*Stored data:*

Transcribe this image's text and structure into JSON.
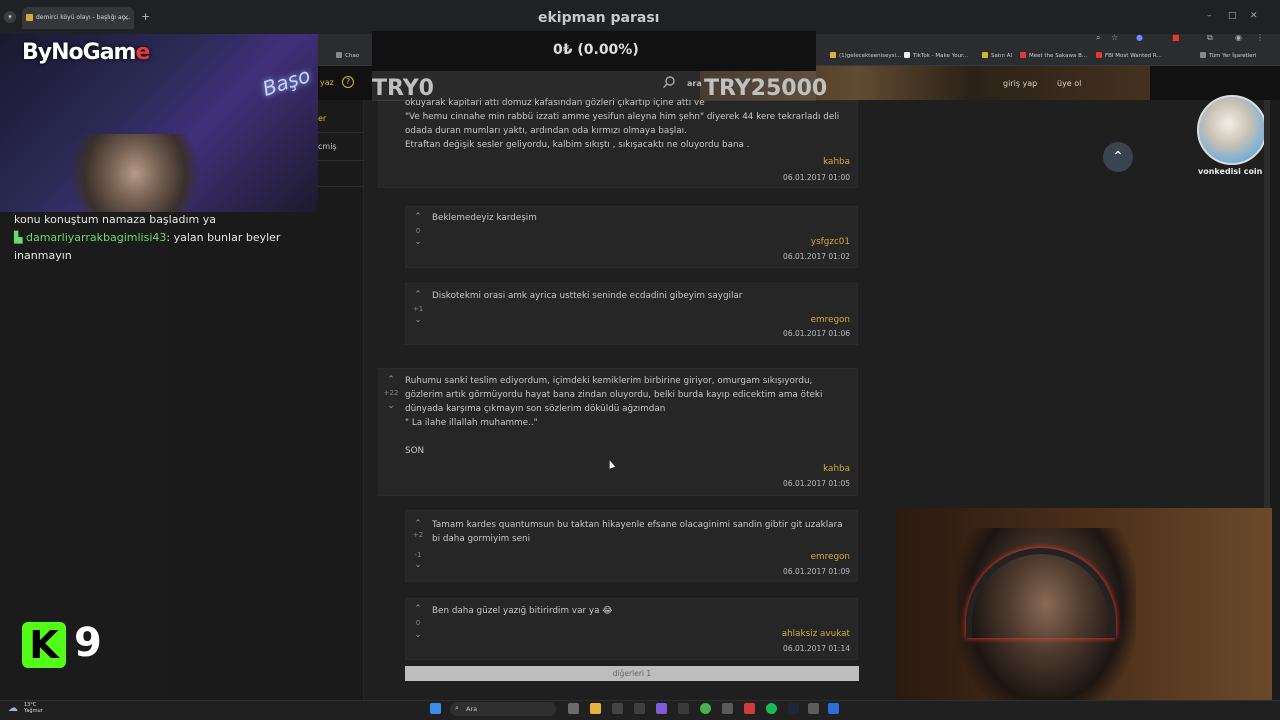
{
  "browser": {
    "tab_title": "demirci köyü olayı - başlığı aç...",
    "bookmarks": [
      {
        "label": "Chao",
        "color": "#8a8a8a"
      },
      {
        "label": "(1)gelecekteeniseysi...",
        "color": "#e0b23a"
      },
      {
        "label": "TikTok - Make Your...",
        "color": "#eeeeee"
      },
      {
        "label": "Satın Al",
        "color": "#d8b42a"
      },
      {
        "label": "Meet the Sakawa B...",
        "color": "#e53935"
      },
      {
        "label": "FBI Most Wanted R...",
        "color": "#e53935"
      },
      {
        "label": "Tüm Yer İşaretleri",
        "color": "#8a8a8a"
      }
    ]
  },
  "site": {
    "write_label": "yaz",
    "search_label": "ara",
    "login": "giriş yap",
    "register": "üye ol",
    "sidebar_items": [
      "er",
      "cmiş"
    ]
  },
  "posts": {
    "first_post": {
      "lines": [
        "okuyarak kapitari attı domuz kafasından gözleri çıkartıp içine attı ve",
        "\"Ve hemu cinnahe min rabbü izzati amme yesifun aleyna him şehn\" diyerek 44 kere tekrarladı deli",
        "odada duran mumları yaktı, ardından oda kırmızı olmaya başlaı.",
        "Etraftan değişik sesler geliyordu, kalbim sıkıştı , sıkışacaktı ne oluyordu bana ."
      ],
      "author": "kahba",
      "date": "06.01.2017 01:00"
    },
    "reply1": {
      "text": "Beklemedeyiz kardeşim",
      "score": "0",
      "author": "ysfgzc01",
      "date": "06.01.2017 01:02"
    },
    "reply2": {
      "text": "Diskotekmi orasi amk ayrica ustteki seninde ecdadini gibeyim saygilar",
      "score": "+1",
      "author": "emregon",
      "date": "06.01.2017 01:06"
    },
    "main_post": {
      "lines": [
        "Ruhumu sanki teslim ediyordum, içimdeki kemiklerim birbirine giriyor, omurgam sıkışıyordu,",
        "gözlerim artık görmüyordu hayat bana zindan oluyordu, belki burda kayıp edicektim ama öteki",
        "dünyada karşıma çıkmayın son sözlerim döküldü ağzımdan",
        "\" La ilahe illallah muhamme..\"",
        "",
        "SON"
      ],
      "score": "+22",
      "author": "kahba",
      "date": "06.01.2017 01:05"
    },
    "reply3": {
      "lines": [
        "Tamam kardes quantumsun bu taktan hikayenle efsane olacaginimi sandin gibtir git uzaklara",
        "bi daha gormiyim seni"
      ],
      "score_up": "+2",
      "score_down": "-1",
      "author": "emregon",
      "date": "06.01.2017 01:09"
    },
    "reply4": {
      "text": "Ben daha güzel yazığ bitirirdim var ya 😂",
      "score": "0",
      "author": "ahlaksiz avukat",
      "date": "06.01.2017 01:14"
    },
    "more_label": "diğerleri 1"
  },
  "right": {
    "avatar_name": "vonkedisi coin"
  },
  "stream": {
    "logo_main": "ByNoGam",
    "logo_end": "e",
    "neon": "Başo",
    "donation_title": "ekipman parası",
    "goal_text": "0₺ (0.00%)",
    "goal_start": "TRY0",
    "goal_end": "TRY25000",
    "chat": {
      "line1": "konu konuştum namaza başladım ya",
      "user": "damarliyarrakbagimlisi43",
      "message": ": yalan bunlar beyler inanmayın"
    },
    "kick_badge": "K",
    "kick_count": "9"
  },
  "taskbar": {
    "temp": "13°C",
    "weather": "Yağmur",
    "search": "Ara"
  }
}
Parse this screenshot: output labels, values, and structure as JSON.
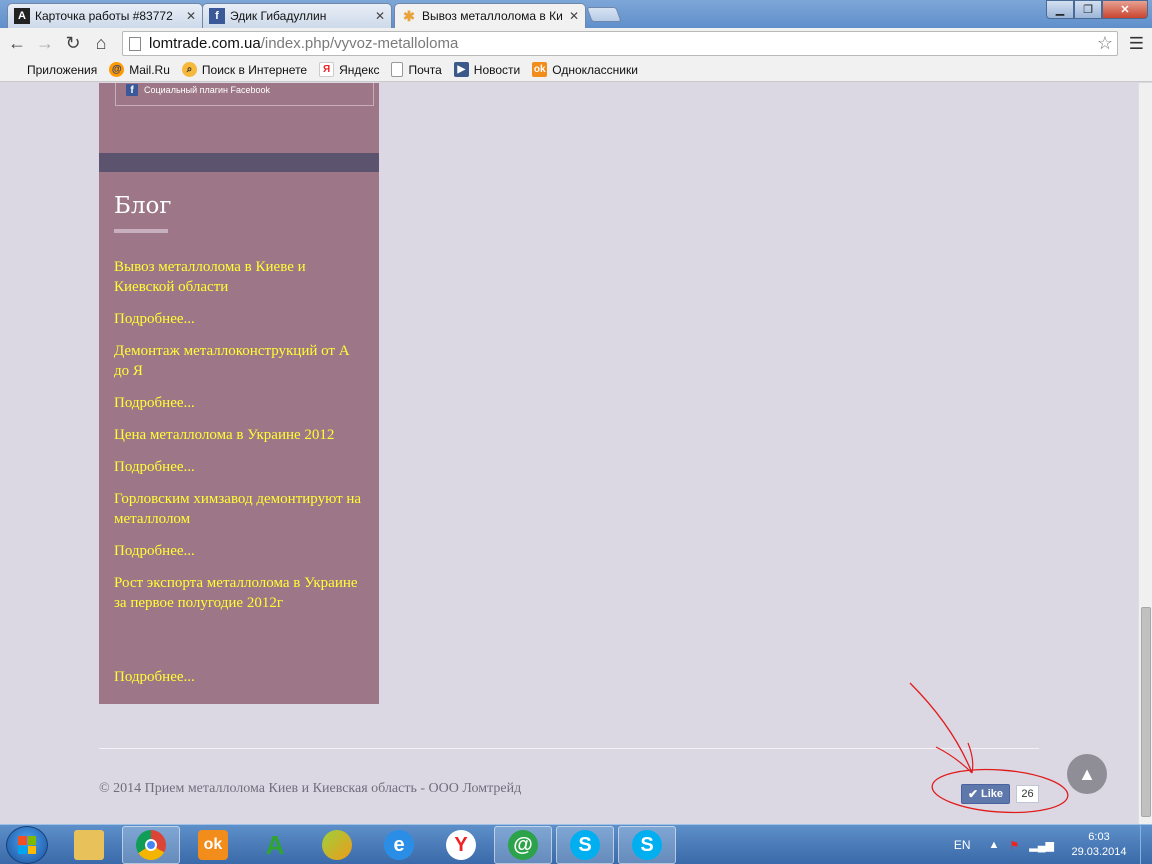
{
  "browser": {
    "tabs": [
      {
        "title": "Карточка работы #83772",
        "favicon_letter": "A",
        "favicon_color": "#222222"
      },
      {
        "title": "Эдик Гибадуллин",
        "favicon_letter": "f",
        "favicon_color": "#3b5998"
      },
      {
        "title": "Вывоз металлолома в Ки",
        "favicon_letter": "✱",
        "favicon_color": "#e8a33d"
      }
    ],
    "url_host": "lomtrade.com.ua",
    "url_path": "/index.php/vyvoz-metalloloma",
    "bookmarks": [
      {
        "label": "Приложения",
        "icon": "apps-grid-icon"
      },
      {
        "label": "Mail.Ru",
        "icon": "mailru-icon"
      },
      {
        "label": "Поиск в Интернете",
        "icon": "search-icon"
      },
      {
        "label": "Яндекс",
        "icon": "yandex-icon"
      },
      {
        "label": "Почта",
        "icon": "page-icon"
      },
      {
        "label": "Новости",
        "icon": "news-icon"
      },
      {
        "label": "Одноклассники",
        "icon": "odnoklassniki-icon"
      }
    ]
  },
  "page": {
    "facebook_plugin": "Социальный плагин Facebook",
    "blog_title": "Блог",
    "blog_links": [
      "Вывоз металлолома в Киеве и Киевской области",
      "Подробнее...",
      "Демонтаж металлоконструкций от А до Я",
      "Подробнее...",
      "Цена металлолома в Украине 2012",
      "Подробнее...",
      "Горловским химзавод демонтируют на металлолом",
      "Подробнее...",
      "Рост экспорта металлолома в Украине за первое полугодие 2012г",
      "Подробнее..."
    ],
    "copyright": "© 2014 Прием металлолома Киев и Киевская область - ООО Ломтрейд",
    "like_label": "Like",
    "like_count": "26"
  },
  "taskbar": {
    "language": "EN",
    "time": "6:03",
    "date": "29.03.2014"
  },
  "colors": {
    "sidebar": "#9d7787",
    "link": "#ffff33",
    "page_bg": "#dcd8e3"
  }
}
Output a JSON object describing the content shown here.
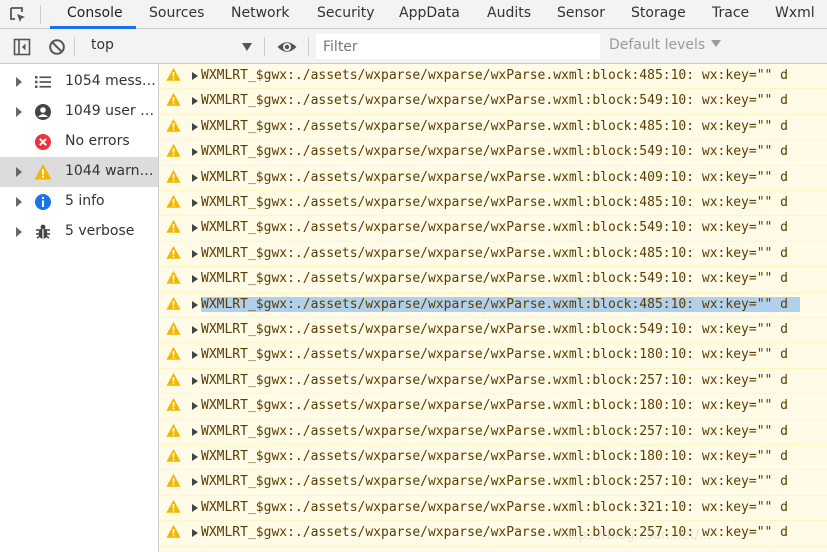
{
  "tabs": [
    {
      "label": "Console",
      "active": true
    },
    {
      "label": "Sources"
    },
    {
      "label": "Network"
    },
    {
      "label": "Security"
    },
    {
      "label": "AppData"
    },
    {
      "label": "Audits"
    },
    {
      "label": "Sensor"
    },
    {
      "label": "Storage"
    },
    {
      "label": "Trace"
    },
    {
      "label": "Wxml"
    }
  ],
  "toolbar": {
    "context": "top",
    "filter_placeholder": "Filter",
    "levels": "Default levels"
  },
  "sidebar": [
    {
      "label": "1054 messa...",
      "icon": "list-icon"
    },
    {
      "label": "1049 user m...",
      "icon": "user-icon"
    },
    {
      "label": "No errors",
      "icon": "error-icon"
    },
    {
      "label": "1044 warnin...",
      "icon": "warning-icon",
      "selected": true
    },
    {
      "label": "5 info",
      "icon": "info-icon"
    },
    {
      "label": "5 verbose",
      "icon": "bug-icon"
    }
  ],
  "log_rows": [
    "WXMLRT_$gwx:./assets/wxparse/wxparse/wxParse.wxml:block:485:10: wx:key=\"\" d",
    "WXMLRT_$gwx:./assets/wxparse/wxparse/wxParse.wxml:block:549:10: wx:key=\"\" d",
    "WXMLRT_$gwx:./assets/wxparse/wxparse/wxParse.wxml:block:485:10: wx:key=\"\" d",
    "WXMLRT_$gwx:./assets/wxparse/wxparse/wxParse.wxml:block:549:10: wx:key=\"\" d",
    "WXMLRT_$gwx:./assets/wxparse/wxparse/wxParse.wxml:block:409:10: wx:key=\"\" d",
    "WXMLRT_$gwx:./assets/wxparse/wxparse/wxParse.wxml:block:485:10: wx:key=\"\" d",
    "WXMLRT_$gwx:./assets/wxparse/wxparse/wxParse.wxml:block:549:10: wx:key=\"\" d",
    "WXMLRT_$gwx:./assets/wxparse/wxparse/wxParse.wxml:block:485:10: wx:key=\"\" d",
    "WXMLRT_$gwx:./assets/wxparse/wxparse/wxParse.wxml:block:549:10: wx:key=\"\" d",
    "WXMLRT_$gwx:./assets/wxparse/wxparse/wxParse.wxml:block:485:10: wx:key=\"\" d",
    "WXMLRT_$gwx:./assets/wxparse/wxparse/wxParse.wxml:block:549:10: wx:key=\"\" d",
    "WXMLRT_$gwx:./assets/wxparse/wxparse/wxParse.wxml:block:180:10: wx:key=\"\" d",
    "WXMLRT_$gwx:./assets/wxparse/wxparse/wxParse.wxml:block:257:10: wx:key=\"\" d",
    "WXMLRT_$gwx:./assets/wxparse/wxparse/wxParse.wxml:block:180:10: wx:key=\"\" d",
    "WXMLRT_$gwx:./assets/wxparse/wxparse/wxParse.wxml:block:257:10: wx:key=\"\" d",
    "WXMLRT_$gwx:./assets/wxparse/wxparse/wxParse.wxml:block:180:10: wx:key=\"\" d",
    "WXMLRT_$gwx:./assets/wxparse/wxparse/wxParse.wxml:block:257:10: wx:key=\"\" d",
    "WXMLRT_$gwx:./assets/wxparse/wxparse/wxParse.wxml:block:321:10: wx:key=\"\" d",
    "WXMLRT_$gwx:./assets/wxparse/wxparse/wxParse.wxml:block:257:10: wx:key=\"\" d"
  ],
  "highlighted_row": 9,
  "colors": {
    "accent": "#1a73e8",
    "warning_bg": "#fffbe6",
    "warning_text": "#5c3c00",
    "warning_icon": "#f2b600",
    "error_icon": "#e8333a",
    "info_icon": "#1a73e8",
    "selection": "#b0d0ec"
  }
}
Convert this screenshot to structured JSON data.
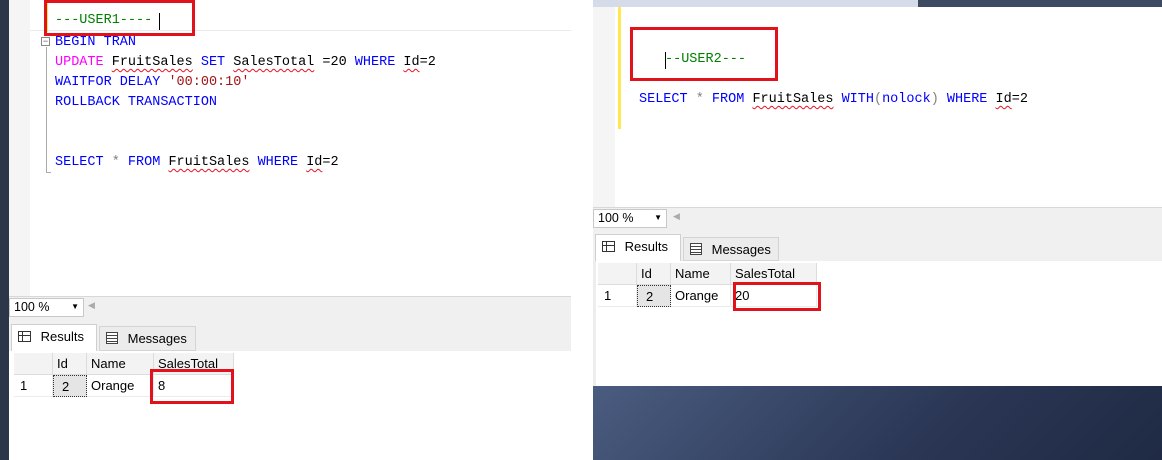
{
  "left": {
    "code": {
      "user_comment": "---USER1----",
      "begin": "BEGIN TRAN",
      "update_kw": "UPDATE",
      "table": "FruitSales",
      "set_kw": "SET",
      "col": "SalesTotal",
      "assign": " =20 ",
      "where_kw": "WHERE",
      "id": "Id",
      "eq2": "=2",
      "waitfor": "WAITFOR DELAY",
      "delay": "'00:00:10'",
      "rollback": "ROLLBACK TRANSACTION",
      "select_kw": "SELECT",
      "star": " * ",
      "from_kw": "FROM"
    },
    "zoom": "100 %",
    "tabs": {
      "results": "Results",
      "messages": "Messages"
    },
    "columns": [
      "Id",
      "Name",
      "SalesTotal"
    ],
    "row": {
      "num": "1",
      "id": "2",
      "name": "Orange",
      "total": "8"
    }
  },
  "right": {
    "code": {
      "user_comment": "--USER2---",
      "select_kw": "SELECT",
      "star": " * ",
      "from_kw": "FROM",
      "table": "FruitSales",
      "with_kw": "WITH",
      "nolock": "(nolock)",
      "where_kw": "WHERE",
      "id": "Id",
      "eq2": "=2"
    },
    "zoom": "100 %",
    "tabs": {
      "results": "Results",
      "messages": "Messages"
    },
    "columns": [
      "Id",
      "Name",
      "SalesTotal"
    ],
    "row": {
      "num": "1",
      "id": "2",
      "name": "Orange",
      "total": "20"
    }
  },
  "colors": {
    "highlight_box": "#e0121b",
    "keyword": "#0000ff",
    "function": "#ff00ff",
    "comment": "#008000",
    "string": "#a31515"
  }
}
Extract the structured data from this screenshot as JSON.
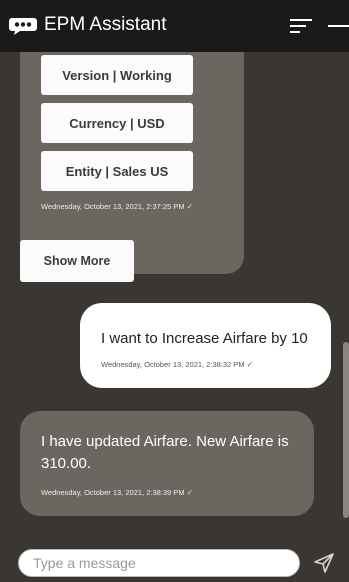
{
  "header": {
    "title": "EPM Assistant",
    "icons": {
      "logo": "chat-bubble-icon",
      "menu": "menu-icon",
      "minimize": "minimize-icon"
    }
  },
  "chat": {
    "bot_card": {
      "options": [
        "Version | Working",
        "Currency | USD",
        "Entity | Sales US"
      ],
      "timestamp": "Wednesday, October 13, 2021, 2:37:25 PM ✓"
    },
    "show_more_label": "Show More",
    "user_message": {
      "text": "I want to Increase Airfare by 10",
      "timestamp": "Wednesday, October 13, 2021, 2:38:32 PM ✓"
    },
    "bot_message": {
      "text": "I have updated Airfare. New  Airfare is 310.00.",
      "timestamp": "Wednesday, October 13, 2021, 2:38:39 PM ✓"
    }
  },
  "footer": {
    "input_placeholder": "Type a message",
    "send_icon": "send-icon"
  },
  "colors": {
    "header_bg": "#1c1a18",
    "chat_bg": "#3a3632",
    "bot_bubble": "#6b6660",
    "user_bubble": "#ffffff"
  }
}
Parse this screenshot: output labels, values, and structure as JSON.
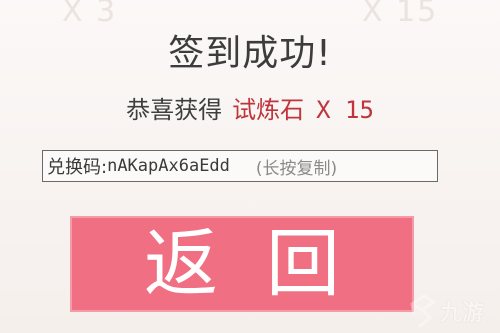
{
  "background_ghost_text": {
    "left": "X 3",
    "right": "X 15"
  },
  "dialog": {
    "title": "签到成功!",
    "reward_prefix": "恭喜获得",
    "reward_item": "试炼石",
    "reward_quantity": "X 15",
    "code_label": "兑换码:",
    "code_value": "nAKapAx6aEdd",
    "code_hint": "(长按复制)",
    "return_button_label": "返回"
  },
  "watermark": {
    "text": "九游"
  },
  "colors": {
    "accent_button": "#f06f82",
    "reward_highlight": "#c0343c"
  }
}
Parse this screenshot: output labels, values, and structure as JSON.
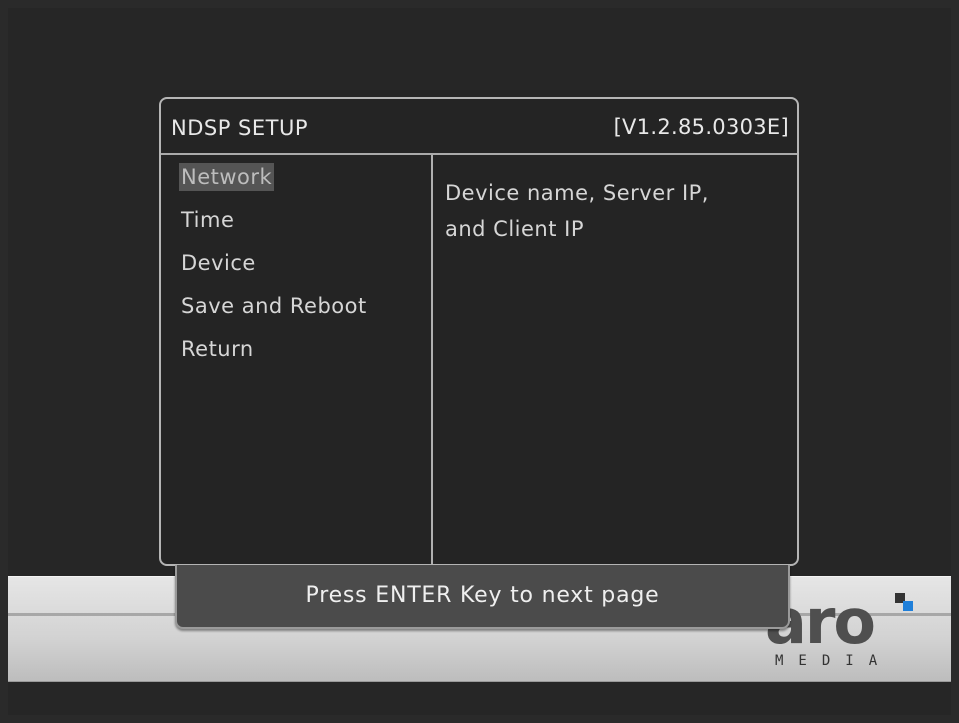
{
  "dialog": {
    "title": "NDSP SETUP",
    "version": "[V1.2.85.0303E]"
  },
  "menu": {
    "items": [
      {
        "label": "Network",
        "selected": true
      },
      {
        "label": "Time",
        "selected": false
      },
      {
        "label": "Device",
        "selected": false
      },
      {
        "label": "Save and Reboot",
        "selected": false
      },
      {
        "label": "Return",
        "selected": false
      }
    ]
  },
  "description": {
    "text": "Device name, Server IP,\n and Client IP"
  },
  "footer": {
    "prompt": "Press ENTER Key to next page"
  },
  "brand": {
    "logo_mark": "aro",
    "logo_word": "MEDIA",
    "accent_blue": "#1f7fd9"
  },
  "colors": {
    "background": "#262626",
    "panel": "#242424",
    "highlight": "#555555",
    "text": "#d6d6d6",
    "border": "#b5b5b5"
  }
}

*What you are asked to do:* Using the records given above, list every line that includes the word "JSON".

*Task solution:*
Transcribe this image's text and structure into JSON.
Parse this screenshot: output labels, values, and structure as JSON.
Output a JSON object describing the content shown here.
Convert this screenshot to structured JSON data.
Extract the structured data from this screenshot as JSON.
Parse this screenshot: output labels, values, and structure as JSON.
Parse this screenshot: output labels, values, and structure as JSON.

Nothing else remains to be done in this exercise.